In line with behavioral theory, a researcher from Harvard University found that when individuals are given rewards for group cooperation, they respond more effectively than when they are punished for ineffective behaviors. This study has many implications for any time that groups of humans interact for a common goal. One of the implications I thought of was for America’s current insurance model. Doctors get paid when people are sick. What would happen if physicians were paid on the basis of their client’s wellness? Although many Americans seem to have a laissez faire approach to wellness and that would certainly provide an extenuating circumstance for doctors paid under my purposed model, I think that the systemic change brought about by rewarding wellness instead of sickness would make the change worthwhile.
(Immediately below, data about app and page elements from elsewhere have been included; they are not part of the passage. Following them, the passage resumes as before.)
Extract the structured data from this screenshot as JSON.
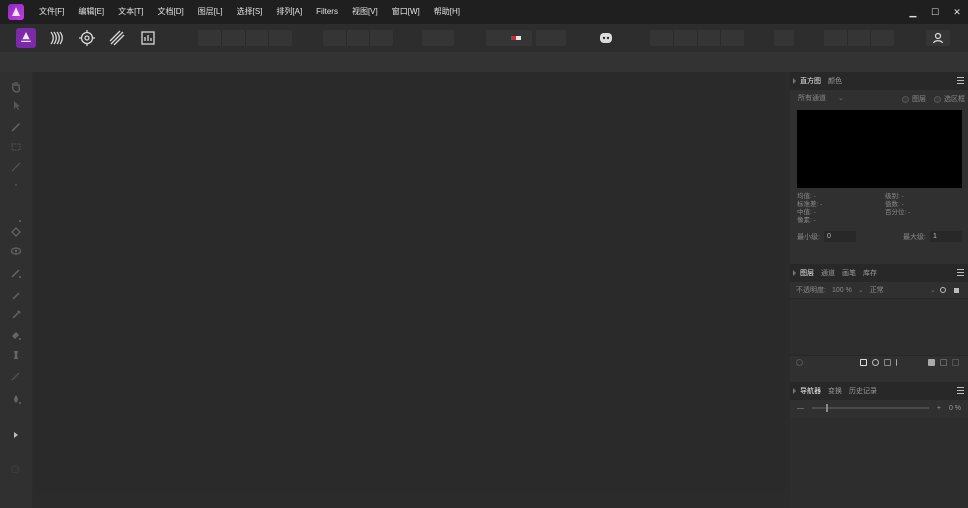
{
  "menu": {
    "items": [
      "文件[F]",
      "编辑[E]",
      "文本[T]",
      "文档[D]",
      "图层[L]",
      "选择[S]",
      "排列[A]",
      "Filters",
      "视图[V]",
      "窗口[W]",
      "帮助[H]"
    ]
  },
  "window": {
    "minimize": "▁",
    "maximize": "☐",
    "close": "✕"
  },
  "icons": {
    "app": "affinity-photo-logo-icon",
    "personas": [
      "photo-persona-icon",
      "liquify-persona-icon",
      "develop-persona-icon",
      "tone-mapping-persona-icon",
      "export-persona-icon"
    ],
    "assistant": "assistant-icon",
    "account": "account-icon"
  },
  "colors": {
    "accent": "#7b2aa8",
    "menubar": "#1f1f1f",
    "panel": "#303030",
    "canvas": "#2a2a2a",
    "histogram": "#000000"
  },
  "histogram_panel": {
    "tabs": [
      "直方图",
      "颜色"
    ],
    "active_tab": "直方图",
    "channel_select": "所有通道",
    "checkbox_1": "图层",
    "checkbox_2": "选区框",
    "stats_left": [
      "均值: -",
      "标准差: -",
      "中值: -",
      "像素: -"
    ],
    "stats_right": [
      "级别: -",
      "值数: -",
      "百分位: -"
    ],
    "min_label": "最小级:",
    "min_value": "0",
    "max_label": "最大级:",
    "max_value": "1"
  },
  "layers_panel": {
    "tabs": [
      "图层",
      "通道",
      "画笔",
      "库存"
    ],
    "active_tab": "图层",
    "opacity_label": "不透明度:",
    "opacity_value": "100 %",
    "blend_mode": "正常"
  },
  "navigator_panel": {
    "tabs": [
      "导航器",
      "变换",
      "历史记录"
    ],
    "active_tab": "导航器",
    "zoom_minus": "—",
    "zoom_plus": "+",
    "zoom_value": "0 %",
    "zoom_fraction": 0.02
  }
}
Preventative care would be at the forefront of our health model. In addition to promising care in the case of emergency situations, hospitals would guarantee a yearly medical exam and biannual teeth cleanings. How would our healthcare system change if we rewarded healthy behaviors as opposed to heaping additional punishment on unhealthy ones?
Harvard University (2009, September 4). Carrots Are Better Than Sticks For Building Human Cooperation, Study Finds. ScienceDaily. Retrieved September 7, 2009, from http://www.sciencedaily.com /releases/2009/09/090903163550.htm